The bar 106 that supports the stop 100 and dampers 102 and 104 has an upstanding portion 108 that lies beneath the lever 98, when the slide 21A is in either of its lateral positions. Thus, although the bar 106 does not shift laterally, it can always be depressed by lever 98. A pair of springs 110 and 112 tend to bias the bar 106 upward.

The stop 100 is of hard material, so it can depress a string against the next higher fret on the guitar neck. However, the dampers 100 and 102 are of soft damping material which prevents the string from vibrating. The dampers 100 and 102 have sloping sides to tend to push the strings sideways instead of down. While the dampers limit the resulting chords to only four notes, this is generally sufficient to provide a pleasant sound for accompanyment.

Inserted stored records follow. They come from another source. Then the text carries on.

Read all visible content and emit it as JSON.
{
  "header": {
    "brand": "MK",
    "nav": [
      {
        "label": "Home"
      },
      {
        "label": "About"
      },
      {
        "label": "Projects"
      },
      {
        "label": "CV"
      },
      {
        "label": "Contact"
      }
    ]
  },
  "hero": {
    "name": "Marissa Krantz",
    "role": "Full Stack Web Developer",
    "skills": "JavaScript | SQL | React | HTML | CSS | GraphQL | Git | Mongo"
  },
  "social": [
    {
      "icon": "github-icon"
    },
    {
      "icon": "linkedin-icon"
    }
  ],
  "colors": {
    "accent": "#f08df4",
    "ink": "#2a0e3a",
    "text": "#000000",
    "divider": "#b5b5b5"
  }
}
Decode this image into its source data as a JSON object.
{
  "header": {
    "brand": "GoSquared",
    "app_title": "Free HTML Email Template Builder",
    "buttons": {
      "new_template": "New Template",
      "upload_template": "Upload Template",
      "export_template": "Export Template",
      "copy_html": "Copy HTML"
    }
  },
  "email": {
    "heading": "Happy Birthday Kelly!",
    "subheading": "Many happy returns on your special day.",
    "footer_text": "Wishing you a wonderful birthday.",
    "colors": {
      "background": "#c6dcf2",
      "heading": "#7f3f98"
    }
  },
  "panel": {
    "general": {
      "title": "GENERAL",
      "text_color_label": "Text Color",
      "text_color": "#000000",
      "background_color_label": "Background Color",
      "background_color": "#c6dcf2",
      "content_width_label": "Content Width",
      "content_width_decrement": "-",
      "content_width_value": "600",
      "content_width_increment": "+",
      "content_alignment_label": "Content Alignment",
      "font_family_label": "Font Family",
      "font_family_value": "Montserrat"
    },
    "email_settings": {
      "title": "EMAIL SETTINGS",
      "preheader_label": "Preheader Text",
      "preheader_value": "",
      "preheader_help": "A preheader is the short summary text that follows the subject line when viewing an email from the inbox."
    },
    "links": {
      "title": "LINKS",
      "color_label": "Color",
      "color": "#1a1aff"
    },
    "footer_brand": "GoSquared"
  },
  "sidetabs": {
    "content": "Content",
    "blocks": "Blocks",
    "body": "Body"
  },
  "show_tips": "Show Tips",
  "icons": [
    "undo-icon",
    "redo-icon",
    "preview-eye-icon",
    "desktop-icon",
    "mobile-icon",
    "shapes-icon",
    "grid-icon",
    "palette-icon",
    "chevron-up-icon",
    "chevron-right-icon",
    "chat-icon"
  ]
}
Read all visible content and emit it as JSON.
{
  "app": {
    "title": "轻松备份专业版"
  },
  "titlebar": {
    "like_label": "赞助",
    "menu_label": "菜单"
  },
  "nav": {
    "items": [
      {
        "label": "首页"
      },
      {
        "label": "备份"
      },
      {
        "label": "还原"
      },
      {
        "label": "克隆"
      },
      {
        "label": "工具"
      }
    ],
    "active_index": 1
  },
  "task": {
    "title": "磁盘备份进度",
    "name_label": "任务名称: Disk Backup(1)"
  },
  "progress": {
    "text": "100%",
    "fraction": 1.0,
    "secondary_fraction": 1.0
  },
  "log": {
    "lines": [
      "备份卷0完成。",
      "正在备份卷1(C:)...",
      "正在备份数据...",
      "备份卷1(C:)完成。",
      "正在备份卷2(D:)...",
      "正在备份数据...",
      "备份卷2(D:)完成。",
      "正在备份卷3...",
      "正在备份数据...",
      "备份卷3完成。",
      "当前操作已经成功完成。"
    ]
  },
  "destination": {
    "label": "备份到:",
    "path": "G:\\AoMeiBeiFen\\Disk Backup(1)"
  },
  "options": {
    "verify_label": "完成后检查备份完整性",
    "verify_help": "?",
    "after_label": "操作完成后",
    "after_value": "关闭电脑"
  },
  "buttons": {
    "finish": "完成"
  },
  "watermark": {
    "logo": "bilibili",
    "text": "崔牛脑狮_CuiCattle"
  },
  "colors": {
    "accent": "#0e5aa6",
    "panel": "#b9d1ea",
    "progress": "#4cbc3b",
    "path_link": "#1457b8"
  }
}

As mentioned above, the chording apparatus 96 can be used to form an A augmented chord by pressing down all three levers 26A, 28A, and 98 while the frame 20A is in the A position. This forms the chord described in FIG. 15. In order to change to an E augmented chord, the frame is moved down on the fret (to the G position) with all three levers pressed. The slide is not shifted laterally. The musician is then essentially playing a G augmented chord, which is identical to an E augmented chord.

The chording apparatus 96 also can be used to play an A diminished chord by performing two shifts. First, the frame 20A must be shifted up by one fret (to the A position) and the slide must be laterally shifted (the type of shift used to change from A to E). In addition, all three levers 26A, 28A and 98 are depressed. This provides the stop configuration shown in FIG. 16. In order to form an E diminished chord from A diminished, the musician merely shifts down two fret positions (from the A position to the G position). I.e., he shifts down one fret from the usual A position, shifts the slide laterally, and depresses all three levers.

The apparatus of FIG. 14, while more complex than that of FIG. 1, enables a more advanced musician to obtain chords that are suitable for almost any song that can be accompanied by chording. Its use can be mastered in a small fraction of the time it requires to learn to play the chords with the fingers, and thus provides considerable entertainment for musicians.

Although particular embodiments of the invention have been described and illustrated herein, it is recognized that modifications and variations may readily occur to those skilled in the art, an consequently, it is intended that the claims be interpreted to cover such modifications and equivalents .